:: EXTRACTED ENTRIES ::
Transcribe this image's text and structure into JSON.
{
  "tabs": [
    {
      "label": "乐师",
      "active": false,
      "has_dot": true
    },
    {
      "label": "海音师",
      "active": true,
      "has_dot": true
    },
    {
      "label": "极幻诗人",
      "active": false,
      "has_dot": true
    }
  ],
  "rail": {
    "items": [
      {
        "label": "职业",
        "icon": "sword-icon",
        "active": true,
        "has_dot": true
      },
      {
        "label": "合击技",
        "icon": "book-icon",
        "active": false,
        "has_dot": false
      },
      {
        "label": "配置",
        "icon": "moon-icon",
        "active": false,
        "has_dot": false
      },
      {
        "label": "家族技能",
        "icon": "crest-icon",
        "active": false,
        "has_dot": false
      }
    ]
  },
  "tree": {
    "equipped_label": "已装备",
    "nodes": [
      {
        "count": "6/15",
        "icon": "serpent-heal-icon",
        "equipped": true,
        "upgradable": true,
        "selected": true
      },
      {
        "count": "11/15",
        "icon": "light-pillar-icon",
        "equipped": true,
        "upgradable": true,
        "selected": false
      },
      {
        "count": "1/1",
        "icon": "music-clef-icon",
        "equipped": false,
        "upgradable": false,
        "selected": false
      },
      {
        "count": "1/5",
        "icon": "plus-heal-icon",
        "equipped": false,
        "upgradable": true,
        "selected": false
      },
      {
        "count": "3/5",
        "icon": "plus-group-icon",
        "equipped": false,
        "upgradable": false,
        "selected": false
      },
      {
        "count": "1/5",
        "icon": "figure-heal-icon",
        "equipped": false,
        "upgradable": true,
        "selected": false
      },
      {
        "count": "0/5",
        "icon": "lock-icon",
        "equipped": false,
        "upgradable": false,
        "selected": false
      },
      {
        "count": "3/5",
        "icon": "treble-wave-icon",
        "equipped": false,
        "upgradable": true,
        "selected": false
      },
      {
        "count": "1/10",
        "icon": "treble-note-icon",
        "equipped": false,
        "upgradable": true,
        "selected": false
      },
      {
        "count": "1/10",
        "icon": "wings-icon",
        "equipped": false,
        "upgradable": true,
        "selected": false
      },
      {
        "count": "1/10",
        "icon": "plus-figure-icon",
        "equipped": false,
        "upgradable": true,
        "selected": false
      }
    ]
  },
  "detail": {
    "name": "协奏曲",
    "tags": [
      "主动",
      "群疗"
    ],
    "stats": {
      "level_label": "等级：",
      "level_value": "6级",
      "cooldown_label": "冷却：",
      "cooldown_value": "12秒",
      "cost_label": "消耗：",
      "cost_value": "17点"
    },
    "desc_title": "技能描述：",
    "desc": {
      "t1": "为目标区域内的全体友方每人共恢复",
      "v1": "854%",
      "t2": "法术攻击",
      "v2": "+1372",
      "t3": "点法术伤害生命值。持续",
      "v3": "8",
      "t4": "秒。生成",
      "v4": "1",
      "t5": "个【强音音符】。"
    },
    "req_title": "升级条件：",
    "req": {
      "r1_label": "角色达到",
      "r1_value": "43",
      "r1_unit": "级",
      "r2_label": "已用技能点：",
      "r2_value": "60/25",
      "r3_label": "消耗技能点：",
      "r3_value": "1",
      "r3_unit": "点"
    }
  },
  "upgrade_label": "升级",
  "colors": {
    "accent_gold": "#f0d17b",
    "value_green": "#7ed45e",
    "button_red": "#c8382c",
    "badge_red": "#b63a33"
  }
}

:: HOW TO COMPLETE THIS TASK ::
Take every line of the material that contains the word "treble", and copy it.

:: ANSWER SPACE ::
        "icon": "treble-wave-icon",
        "icon": "treble-note-icon",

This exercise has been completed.